▶ **WHAT TO PRODUCE**: Pick every line out of the entries below that has the string "сигнала", and copy it.
++++++++++
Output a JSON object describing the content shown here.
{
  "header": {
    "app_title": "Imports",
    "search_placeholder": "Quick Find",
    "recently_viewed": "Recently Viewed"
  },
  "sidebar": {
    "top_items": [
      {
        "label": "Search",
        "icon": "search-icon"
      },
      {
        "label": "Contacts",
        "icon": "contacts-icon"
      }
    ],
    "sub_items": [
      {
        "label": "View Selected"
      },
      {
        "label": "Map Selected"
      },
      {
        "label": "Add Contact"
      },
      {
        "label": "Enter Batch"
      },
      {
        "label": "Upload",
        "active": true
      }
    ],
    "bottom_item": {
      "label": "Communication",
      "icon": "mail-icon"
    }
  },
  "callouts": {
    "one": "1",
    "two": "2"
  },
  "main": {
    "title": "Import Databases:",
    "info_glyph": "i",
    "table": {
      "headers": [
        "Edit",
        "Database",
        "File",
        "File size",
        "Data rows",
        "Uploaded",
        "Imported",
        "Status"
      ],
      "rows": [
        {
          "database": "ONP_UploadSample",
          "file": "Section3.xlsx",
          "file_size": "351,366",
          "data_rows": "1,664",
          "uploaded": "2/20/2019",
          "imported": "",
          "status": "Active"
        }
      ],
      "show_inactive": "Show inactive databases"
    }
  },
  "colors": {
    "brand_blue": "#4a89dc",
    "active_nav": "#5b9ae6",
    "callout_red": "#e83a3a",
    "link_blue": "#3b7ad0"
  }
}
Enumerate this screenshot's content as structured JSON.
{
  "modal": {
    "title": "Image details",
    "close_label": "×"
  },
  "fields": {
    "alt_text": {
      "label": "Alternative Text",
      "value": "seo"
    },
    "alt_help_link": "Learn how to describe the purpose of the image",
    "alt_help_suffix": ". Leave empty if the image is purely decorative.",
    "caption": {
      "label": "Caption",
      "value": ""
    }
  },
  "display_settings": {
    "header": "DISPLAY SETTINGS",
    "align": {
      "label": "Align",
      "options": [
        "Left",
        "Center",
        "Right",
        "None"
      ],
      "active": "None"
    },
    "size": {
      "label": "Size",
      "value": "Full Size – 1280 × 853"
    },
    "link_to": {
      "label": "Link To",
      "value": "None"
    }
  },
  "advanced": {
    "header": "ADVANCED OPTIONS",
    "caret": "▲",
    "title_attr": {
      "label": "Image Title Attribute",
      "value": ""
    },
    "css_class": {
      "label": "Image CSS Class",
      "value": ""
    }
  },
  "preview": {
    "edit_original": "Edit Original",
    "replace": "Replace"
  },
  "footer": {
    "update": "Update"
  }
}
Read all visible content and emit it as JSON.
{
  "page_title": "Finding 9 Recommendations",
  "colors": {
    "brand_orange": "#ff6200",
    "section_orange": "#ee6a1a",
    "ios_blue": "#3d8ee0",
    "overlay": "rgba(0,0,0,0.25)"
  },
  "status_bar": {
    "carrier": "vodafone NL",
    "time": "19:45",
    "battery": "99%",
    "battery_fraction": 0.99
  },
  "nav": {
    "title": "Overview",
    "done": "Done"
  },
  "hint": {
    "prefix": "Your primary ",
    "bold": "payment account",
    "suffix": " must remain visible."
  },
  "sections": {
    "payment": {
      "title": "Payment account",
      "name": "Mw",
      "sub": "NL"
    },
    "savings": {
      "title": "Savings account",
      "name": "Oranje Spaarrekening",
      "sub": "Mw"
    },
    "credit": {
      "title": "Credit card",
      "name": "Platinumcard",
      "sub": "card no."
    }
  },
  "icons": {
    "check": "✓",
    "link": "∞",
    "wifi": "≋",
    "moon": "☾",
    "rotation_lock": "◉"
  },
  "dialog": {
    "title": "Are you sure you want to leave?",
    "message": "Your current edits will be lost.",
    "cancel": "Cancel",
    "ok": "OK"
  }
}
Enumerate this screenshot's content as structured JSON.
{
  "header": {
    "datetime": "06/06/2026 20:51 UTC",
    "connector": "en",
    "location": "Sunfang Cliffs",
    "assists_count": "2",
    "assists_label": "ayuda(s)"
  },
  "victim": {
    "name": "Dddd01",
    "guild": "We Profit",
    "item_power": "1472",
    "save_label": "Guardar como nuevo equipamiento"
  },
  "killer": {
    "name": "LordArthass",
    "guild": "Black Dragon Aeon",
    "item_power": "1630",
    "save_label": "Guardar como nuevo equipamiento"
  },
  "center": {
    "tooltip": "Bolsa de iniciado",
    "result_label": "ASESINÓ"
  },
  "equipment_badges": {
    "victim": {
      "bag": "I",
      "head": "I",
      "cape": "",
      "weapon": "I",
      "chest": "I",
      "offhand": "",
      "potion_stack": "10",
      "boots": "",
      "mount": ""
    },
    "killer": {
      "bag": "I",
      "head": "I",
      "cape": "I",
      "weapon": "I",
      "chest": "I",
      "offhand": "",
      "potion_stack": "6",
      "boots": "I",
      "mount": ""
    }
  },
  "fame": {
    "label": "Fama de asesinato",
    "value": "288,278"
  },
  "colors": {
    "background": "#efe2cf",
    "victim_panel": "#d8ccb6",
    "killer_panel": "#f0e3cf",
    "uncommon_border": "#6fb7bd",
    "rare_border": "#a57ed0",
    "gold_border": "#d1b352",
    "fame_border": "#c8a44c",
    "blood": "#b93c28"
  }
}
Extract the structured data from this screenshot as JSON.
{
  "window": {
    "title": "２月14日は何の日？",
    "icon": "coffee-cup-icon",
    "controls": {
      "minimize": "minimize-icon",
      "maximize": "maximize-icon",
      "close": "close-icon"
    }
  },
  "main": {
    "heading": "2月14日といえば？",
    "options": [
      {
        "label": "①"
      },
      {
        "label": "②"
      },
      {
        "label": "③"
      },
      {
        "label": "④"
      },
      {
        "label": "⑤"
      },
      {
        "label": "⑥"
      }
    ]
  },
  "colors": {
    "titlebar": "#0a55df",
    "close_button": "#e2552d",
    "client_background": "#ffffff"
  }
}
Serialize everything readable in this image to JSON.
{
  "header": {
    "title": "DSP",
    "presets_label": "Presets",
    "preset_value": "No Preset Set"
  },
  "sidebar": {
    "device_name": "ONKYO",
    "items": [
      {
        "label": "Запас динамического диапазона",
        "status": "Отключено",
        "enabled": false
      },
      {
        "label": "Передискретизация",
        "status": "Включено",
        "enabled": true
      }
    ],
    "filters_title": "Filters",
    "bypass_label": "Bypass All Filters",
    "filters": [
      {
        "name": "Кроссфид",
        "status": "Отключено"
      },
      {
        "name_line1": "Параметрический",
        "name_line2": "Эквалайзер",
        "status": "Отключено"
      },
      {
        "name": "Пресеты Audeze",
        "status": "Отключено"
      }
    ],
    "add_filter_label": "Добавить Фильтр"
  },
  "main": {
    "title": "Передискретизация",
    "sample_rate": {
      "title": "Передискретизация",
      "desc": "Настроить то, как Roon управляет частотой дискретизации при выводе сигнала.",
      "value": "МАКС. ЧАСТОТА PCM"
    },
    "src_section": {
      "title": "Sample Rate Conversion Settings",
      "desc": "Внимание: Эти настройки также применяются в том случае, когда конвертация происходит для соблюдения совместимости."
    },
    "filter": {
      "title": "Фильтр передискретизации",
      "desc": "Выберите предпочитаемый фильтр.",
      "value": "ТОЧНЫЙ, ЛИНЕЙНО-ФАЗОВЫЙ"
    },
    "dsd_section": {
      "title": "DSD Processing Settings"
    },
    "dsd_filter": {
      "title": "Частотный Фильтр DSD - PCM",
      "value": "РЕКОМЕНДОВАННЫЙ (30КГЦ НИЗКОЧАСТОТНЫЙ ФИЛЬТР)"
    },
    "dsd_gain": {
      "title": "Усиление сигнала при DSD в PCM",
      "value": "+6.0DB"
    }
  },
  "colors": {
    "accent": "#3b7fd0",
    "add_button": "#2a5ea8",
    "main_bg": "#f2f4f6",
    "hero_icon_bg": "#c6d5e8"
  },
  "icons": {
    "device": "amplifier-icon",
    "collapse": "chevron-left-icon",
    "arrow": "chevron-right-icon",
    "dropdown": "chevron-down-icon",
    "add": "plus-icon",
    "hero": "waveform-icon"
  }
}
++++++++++
▶ **ANSWER AREA**:
      "desc": "Настроить то, как Roon управляет частотой дискретизации при выводе сигнала.",
      "title": "Усиление сигнала при DSD в PCM",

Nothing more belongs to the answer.